Cabbage against cancer

Cabbage contains an abundance of vitamins, C, E, and carotene and two compounds that studies show can help prevent cancer.
Researchers reviewed almost 100 studies that evaluated the relationship between cruciferous vegetables, such as cabbage and cancer. They found that in 70% of the studies, cabbage consumption was associated with a lower risk of cancer. Cabbage is particularly effective in preventing breast-, lung-, and prostate cancer.

However, only 2% of these vitamins are present in the average American diet.
Most Americans today don’t eat their cabbage or any other vegetable.The average intake is
less than one serving per day of either fruit or vegetables.

The first of these compounds, indole-3-carbinol, or I3C, is especially effective against
breast cancer.

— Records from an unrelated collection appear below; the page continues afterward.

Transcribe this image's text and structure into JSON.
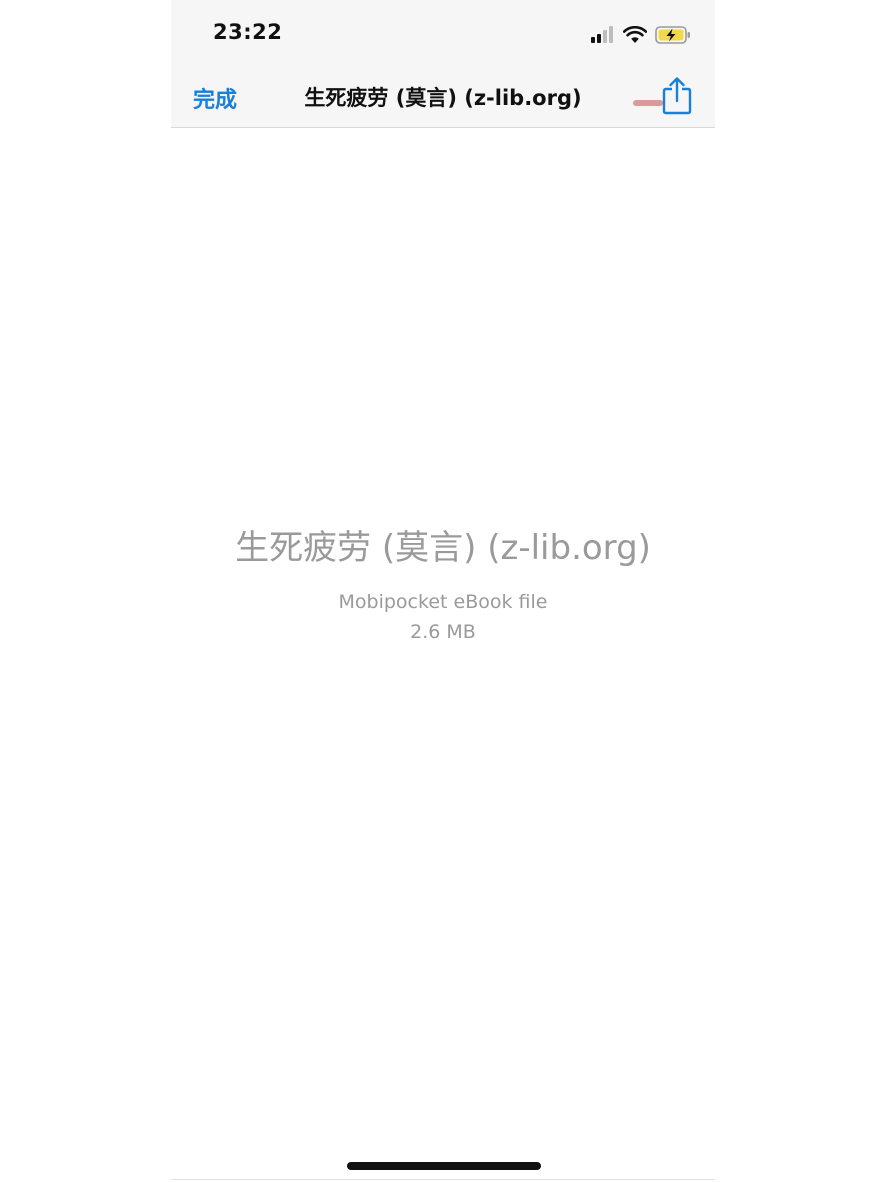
{
  "status_bar": {
    "time": "23:22"
  },
  "nav": {
    "done_label": "完成",
    "title": "生死疲劳 (莫言) (z-lib.org)"
  },
  "file": {
    "name": "生死疲劳 (莫言) (z-lib.org)",
    "type": "Mobipocket eBook file",
    "size": "2.6 MB"
  },
  "icons": {
    "signal": "cellular-signal-icon",
    "wifi": "wifi-icon",
    "battery": "battery-charging-icon",
    "share": "share-icon"
  },
  "colors": {
    "accent": "#1a7fd6",
    "battery_fill": "#f2d94a",
    "muted_text": "#9a9a9a"
  }
}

The compound acts as an antiestrogen, which means that it sweeps up harmful estrogens that have been linked to breast cancer.

Most breast cancer is linked to deficit in estrogen metabolism.
The under-nourished female body can’t de-activate its estrogen properly. It uses what is
called the estradiol 16-alpha hydroxylation pathway, which leaves the hormone still active
enough to cause cell transformation in the breast (and reproductive organs).
Over years these cells gradually transform to cancer.The properly nourished female body,
however, uses what is called the estradiol 2-alpha hydroxilation pathway, which neutralizes the hormone completely and never leads to breast cancer.

The other compound found in cabbage, called sulforaphane, has been shown to inhibit
carcionogens and aid in DNA repair.

Women in Poland eat three times as much cabbage,especially raw cabbage,
as women in the US.
Researchers studied hundreds of Polish women living in the US and found that women who ate four or more servings of cabbage per week while preteens were 72% less likely to develop breast cancer as adults than the women who ate one serving or less of cabbage a week while preteens. Eating lots of cabbage as adults also provided significant cancer protection.

The compounds in cabbage can also protect against lung cancer.
A study of Chinese women in Singapore, a city with high levels of air pollution, found that
nonsmokers who ate cruciferous vegetables lowered their risk of lung cancer by 30%.
Smokers who ate cruciferous vegetables reduced their lung cancer risk by 69%!

Two types of cabbage: bok choy and savoy, are also super sources of beta-carotene,
a nutrient that other types of cabbage don’t have in abundance.
High blood levels of beta-carotene are related to lower incidences of heart attacks, certain
types of cancer, and cataracts.

These cabbages are also rich in vitamin C, which has been shown to boost the immune system as well as reduce blood pressure and fight heart disease.
They are also rich sources of the B vitamin folate. The body uses folate for normal tissue
growth and studies shows that folate may protect against certain forms of cancer, including cervical, colorectal, and lung cancers, heart disease, and birth defects.
Research shows that women are at high risk for folate deficiency, especially if they take
birth control pills.

Even though the science for some of these compounds is now well established, the profit-
motivated restrictions of our disease industry make it doubtful that they will hit
mainstream medicine any time soon. With breast- and reproductive system cancers, for
example, we are in the ludicrous position that hospitals cannot use indole-3-carbinol
to stop the disease,because it is not an approved drug. To get a good supply, you have to
eat cabbage.

Against the glittering backdrop of modern medicine’s high tech bells and whistles,
a number of cancer hospitals are now effectively treating breast cancer with plain,
old cabbage juice.That’s just what Great-Grandma used to drink back in the days when
breast cancer was a much rarer malady. Funny, isn’t it?

A few tips to get the most out of the cabbage.
1) Experts recommend to eat the cabbage raw to preserve it’s beneficial compounds.
2) If you must cook the cabbage, steam it lightly (5 minutes or less) to preserve the
phytonutrients and to maximize their availability. Don’t microwave cabbage, as it
decreases the amount of sulforaphane and don’t boil it either.
3) Buy it whole.
Avoid buying halved or shredded cabbage as it loses its vitamin C content quickly,
once cut. When you get your cabbage home, place the whole head in a plastic bag in the fridge.
4) Let it sit.
To promote the production of the most glucosinolates, slice or chop cabbage and let it
sit for 5 to 10 minutes before cooking.